PROBLEM STATEMENT> In the material below, find every line with "tutaj" and pull it out.

INPUT DATA>
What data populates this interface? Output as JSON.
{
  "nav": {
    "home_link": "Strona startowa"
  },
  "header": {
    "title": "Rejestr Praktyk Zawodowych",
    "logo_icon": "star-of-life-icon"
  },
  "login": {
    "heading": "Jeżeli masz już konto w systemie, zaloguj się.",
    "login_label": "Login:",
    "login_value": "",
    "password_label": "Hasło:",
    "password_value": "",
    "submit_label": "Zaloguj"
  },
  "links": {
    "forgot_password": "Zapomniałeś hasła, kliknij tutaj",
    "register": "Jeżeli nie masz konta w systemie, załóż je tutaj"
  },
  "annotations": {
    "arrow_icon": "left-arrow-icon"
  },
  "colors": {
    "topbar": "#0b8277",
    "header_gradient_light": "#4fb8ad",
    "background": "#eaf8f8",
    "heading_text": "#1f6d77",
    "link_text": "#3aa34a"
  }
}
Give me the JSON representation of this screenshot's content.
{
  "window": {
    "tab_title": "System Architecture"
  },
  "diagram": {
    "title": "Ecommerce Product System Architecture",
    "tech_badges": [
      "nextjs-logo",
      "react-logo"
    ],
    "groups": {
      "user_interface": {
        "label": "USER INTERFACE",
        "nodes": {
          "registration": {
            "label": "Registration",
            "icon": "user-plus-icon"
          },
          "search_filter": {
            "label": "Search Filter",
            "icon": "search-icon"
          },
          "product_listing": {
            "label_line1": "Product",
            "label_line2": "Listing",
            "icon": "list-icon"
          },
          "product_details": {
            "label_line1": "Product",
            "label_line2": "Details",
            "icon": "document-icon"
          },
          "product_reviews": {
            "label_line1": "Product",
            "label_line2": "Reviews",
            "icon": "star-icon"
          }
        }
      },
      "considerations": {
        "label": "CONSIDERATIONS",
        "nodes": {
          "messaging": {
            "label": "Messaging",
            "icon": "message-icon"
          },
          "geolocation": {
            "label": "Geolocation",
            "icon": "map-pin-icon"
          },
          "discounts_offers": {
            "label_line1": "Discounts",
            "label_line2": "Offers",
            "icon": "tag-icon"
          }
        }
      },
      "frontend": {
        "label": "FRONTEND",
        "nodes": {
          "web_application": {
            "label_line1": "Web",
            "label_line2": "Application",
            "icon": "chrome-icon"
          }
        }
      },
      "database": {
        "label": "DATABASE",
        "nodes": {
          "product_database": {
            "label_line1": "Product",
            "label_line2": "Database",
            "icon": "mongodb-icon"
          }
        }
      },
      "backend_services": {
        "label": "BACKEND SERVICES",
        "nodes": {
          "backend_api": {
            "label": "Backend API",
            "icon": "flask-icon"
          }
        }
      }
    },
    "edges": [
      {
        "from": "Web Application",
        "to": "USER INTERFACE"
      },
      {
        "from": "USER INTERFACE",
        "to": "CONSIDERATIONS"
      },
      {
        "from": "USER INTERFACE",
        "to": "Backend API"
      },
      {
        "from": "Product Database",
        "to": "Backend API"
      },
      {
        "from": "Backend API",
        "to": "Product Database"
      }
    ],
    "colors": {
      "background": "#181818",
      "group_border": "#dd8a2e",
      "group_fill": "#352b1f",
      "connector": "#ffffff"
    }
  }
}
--
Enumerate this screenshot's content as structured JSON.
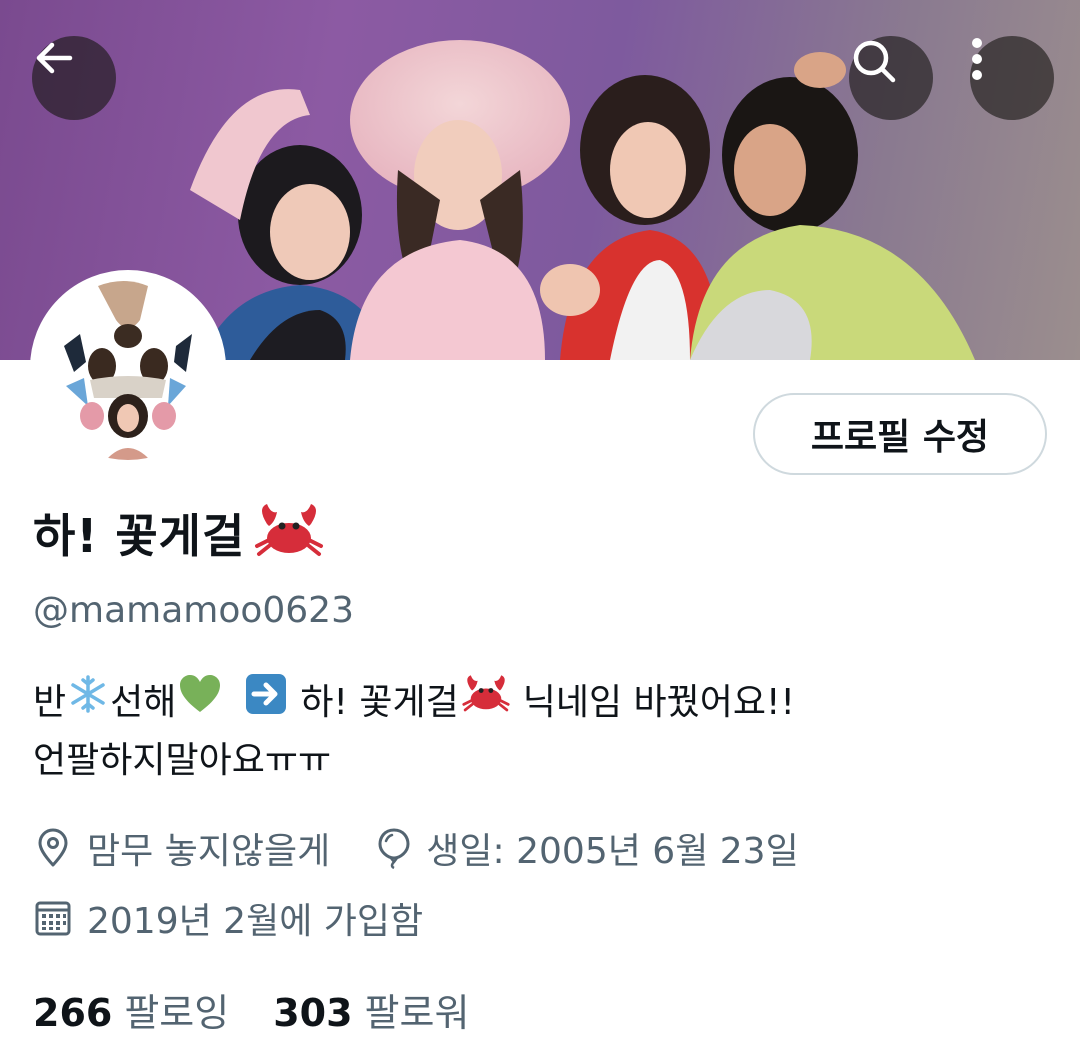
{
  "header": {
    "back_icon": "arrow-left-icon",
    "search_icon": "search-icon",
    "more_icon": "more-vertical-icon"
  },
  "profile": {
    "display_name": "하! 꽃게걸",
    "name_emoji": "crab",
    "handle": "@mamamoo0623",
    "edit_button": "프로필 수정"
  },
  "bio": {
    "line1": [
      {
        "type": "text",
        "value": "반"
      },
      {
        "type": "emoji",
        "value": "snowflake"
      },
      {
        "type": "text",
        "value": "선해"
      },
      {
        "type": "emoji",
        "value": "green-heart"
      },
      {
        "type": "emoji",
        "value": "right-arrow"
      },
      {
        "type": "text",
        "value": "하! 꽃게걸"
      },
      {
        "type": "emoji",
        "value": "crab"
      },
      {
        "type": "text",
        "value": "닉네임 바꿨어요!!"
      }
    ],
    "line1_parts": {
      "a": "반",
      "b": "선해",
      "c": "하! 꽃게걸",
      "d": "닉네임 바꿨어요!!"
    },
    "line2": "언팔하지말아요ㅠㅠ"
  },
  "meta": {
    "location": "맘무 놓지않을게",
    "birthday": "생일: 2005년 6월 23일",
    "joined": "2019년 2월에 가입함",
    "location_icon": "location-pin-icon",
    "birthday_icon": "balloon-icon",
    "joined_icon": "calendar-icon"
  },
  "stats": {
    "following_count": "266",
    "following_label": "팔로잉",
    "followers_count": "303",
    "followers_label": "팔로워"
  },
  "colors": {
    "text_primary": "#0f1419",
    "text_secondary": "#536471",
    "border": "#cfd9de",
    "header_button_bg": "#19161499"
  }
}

YOUR SOLUTION>
    "forgot_password": "Zapomniałeś hasła, kliknij tutaj",
    "register": "Jeżeli nie masz konta w systemie, załóż je tutaj"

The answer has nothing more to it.